To do:
Collect each line of the entries that holds the string "Move".

Given data:
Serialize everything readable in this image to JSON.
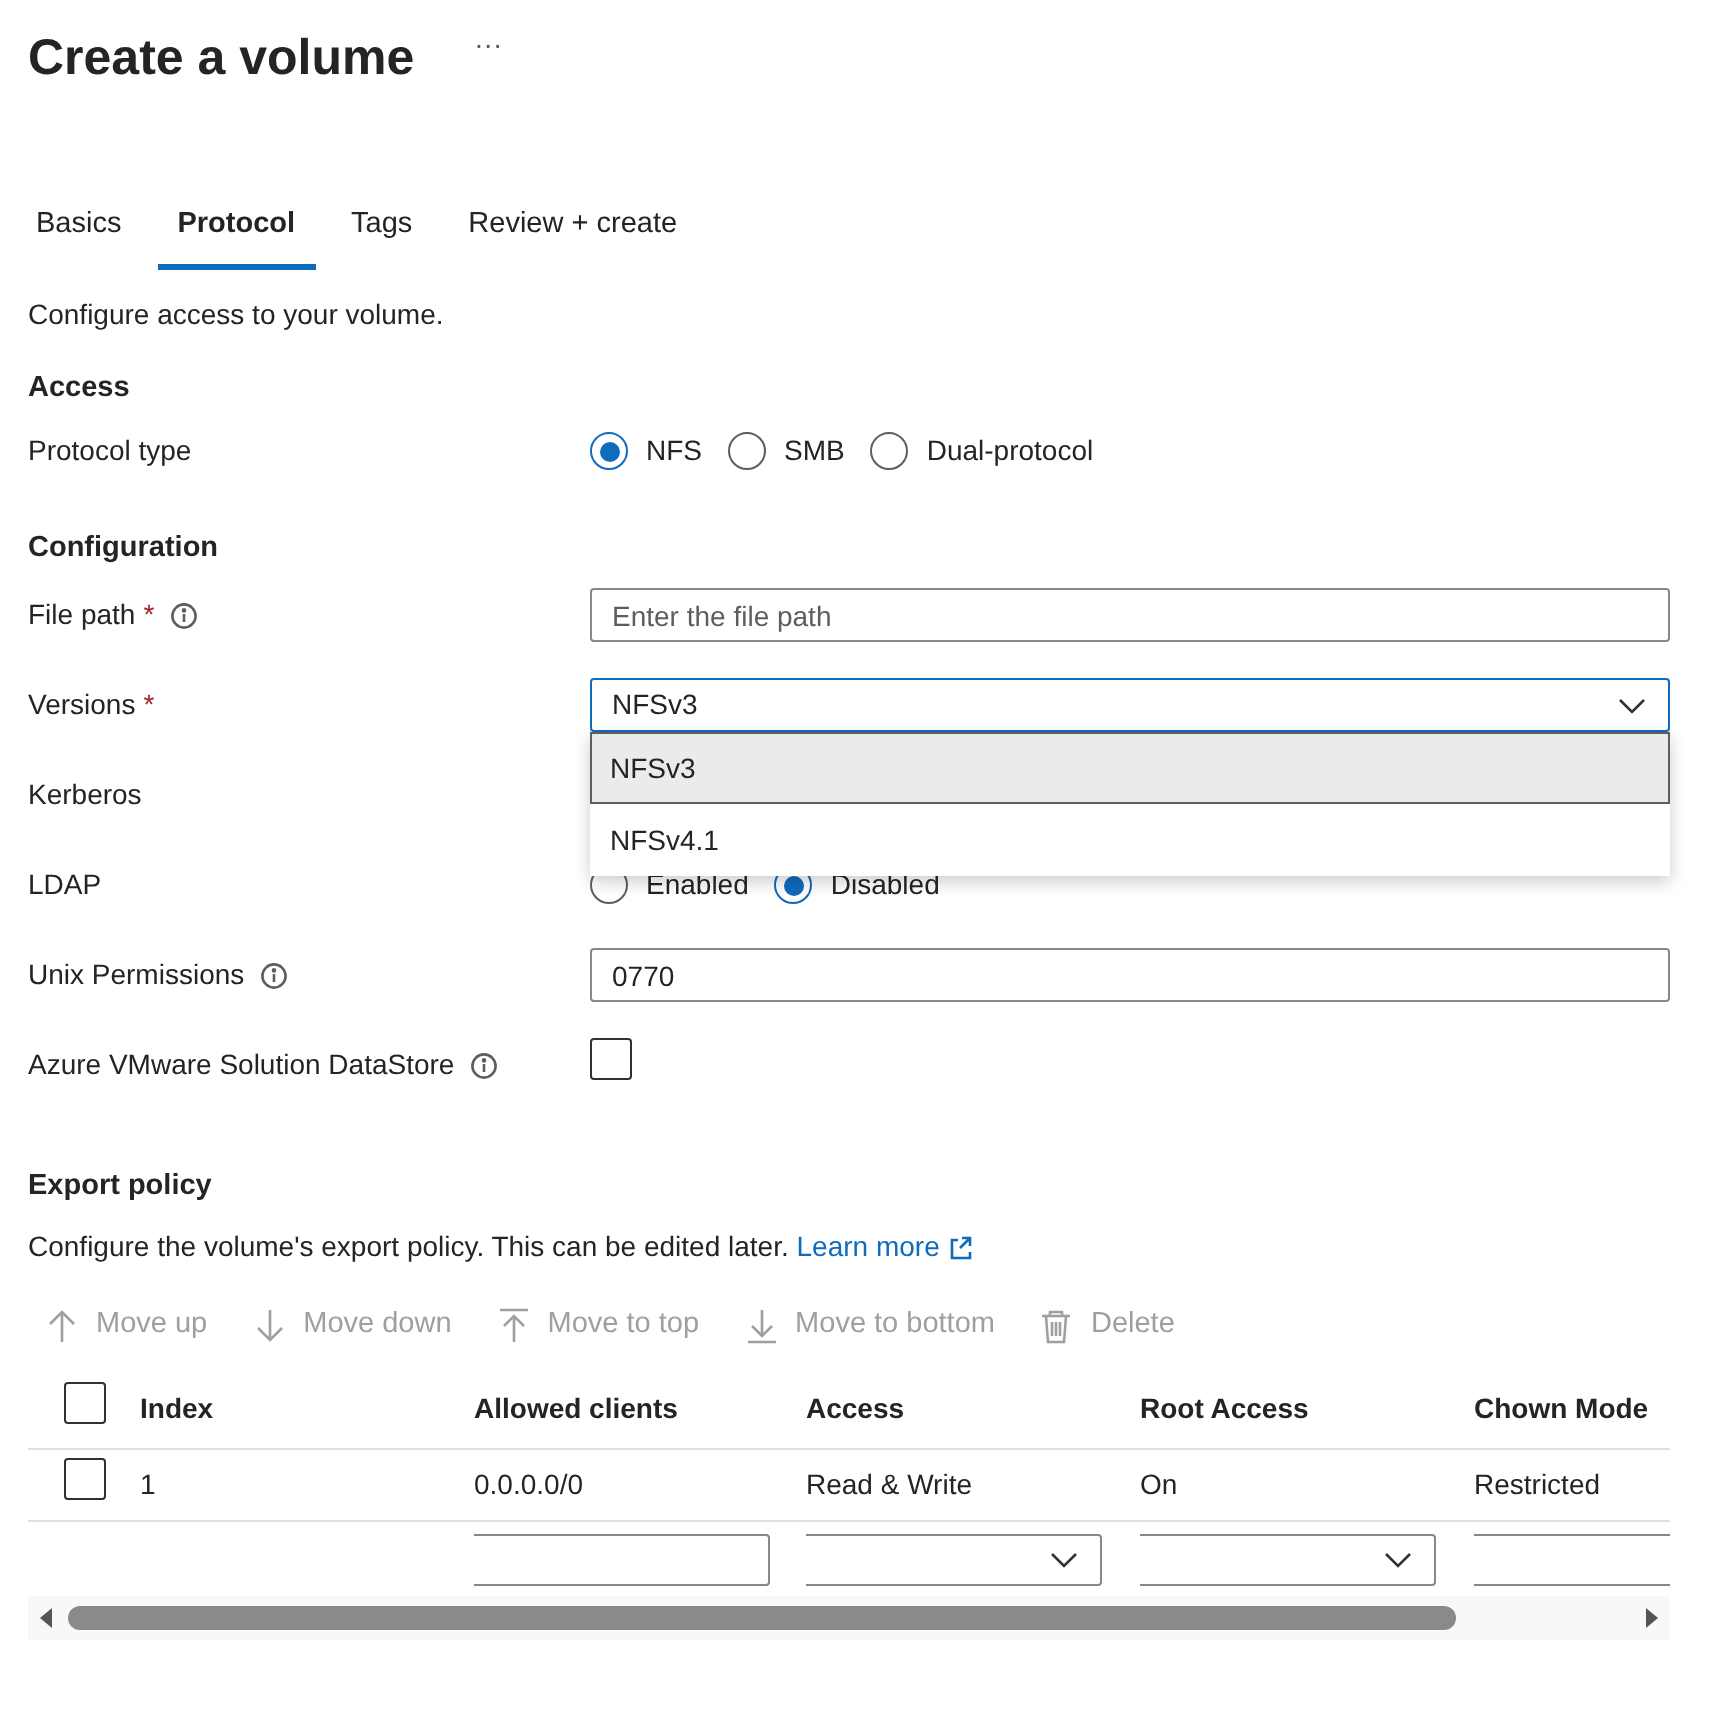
{
  "title": "Create a volume",
  "more": "···",
  "tabs": [
    {
      "label": "Basics",
      "selected": false
    },
    {
      "label": "Protocol",
      "selected": true
    },
    {
      "label": "Tags",
      "selected": false
    },
    {
      "label": "Review + create",
      "selected": false
    }
  ],
  "intro": "Configure access to your volume.",
  "access": {
    "heading": "Access",
    "label": "Protocol type",
    "options": [
      {
        "label": "NFS",
        "selected": true
      },
      {
        "label": "SMB",
        "selected": false
      },
      {
        "label": "Dual-protocol",
        "selected": false
      }
    ]
  },
  "configuration": {
    "heading": "Configuration",
    "fields": [
      {
        "kind": "text",
        "label": "File path",
        "required_mark": "*",
        "info": true,
        "placeholder": "Enter the file path"
      },
      {
        "kind": "select",
        "label": "Versions",
        "required_mark": "*",
        "value": "NFSv3",
        "expanded": true,
        "options": [
          {
            "label": "NFSv3",
            "selected": true
          },
          {
            "label": "NFSv4.1",
            "selected": false
          }
        ]
      },
      {
        "kind": "covered",
        "label": "Kerberos"
      },
      {
        "kind": "radio",
        "label": "LDAP",
        "options": [
          {
            "label": "Enabled",
            "selected": false
          },
          {
            "label": "Disabled",
            "selected": true
          }
        ]
      },
      {
        "kind": "text",
        "label": "Unix Permissions",
        "info": true,
        "value": "0770"
      },
      {
        "kind": "checkbox",
        "label": "Azure VMware Solution DataStore",
        "info": true,
        "checked": false
      }
    ]
  },
  "export_policy": {
    "heading": "Export policy",
    "description": "Configure the volume's export policy. This can be edited later.",
    "link": "Learn more",
    "toolbar": [
      {
        "kind": "up",
        "label": "Move up",
        "disabled": true
      },
      {
        "kind": "down",
        "label": "Move down",
        "disabled": true
      },
      {
        "kind": "top",
        "label": "Move to top",
        "disabled": true
      },
      {
        "kind": "bottom",
        "label": "Move to bottom",
        "disabled": true
      },
      {
        "kind": "delete",
        "label": "Delete",
        "disabled": true
      }
    ],
    "table": {
      "select_all_checked": false,
      "columns": [
        "Index",
        "Allowed clients",
        "Access",
        "Root Access",
        "Chown Mode"
      ],
      "rows": [
        {
          "checked": false,
          "cells": [
            "1",
            "0.0.0.0/0",
            "Read & Write",
            "On",
            "Restricted"
          ]
        }
      ],
      "filter_row": [
        {
          "kind": "text"
        },
        {
          "kind": "select"
        },
        {
          "kind": "select"
        },
        {
          "kind": "text"
        }
      ]
    }
  }
}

Task solution:
        "label": "Move up",
        "label": "Move down",
        "label": "Move to top",
        "label": "Move to bottom",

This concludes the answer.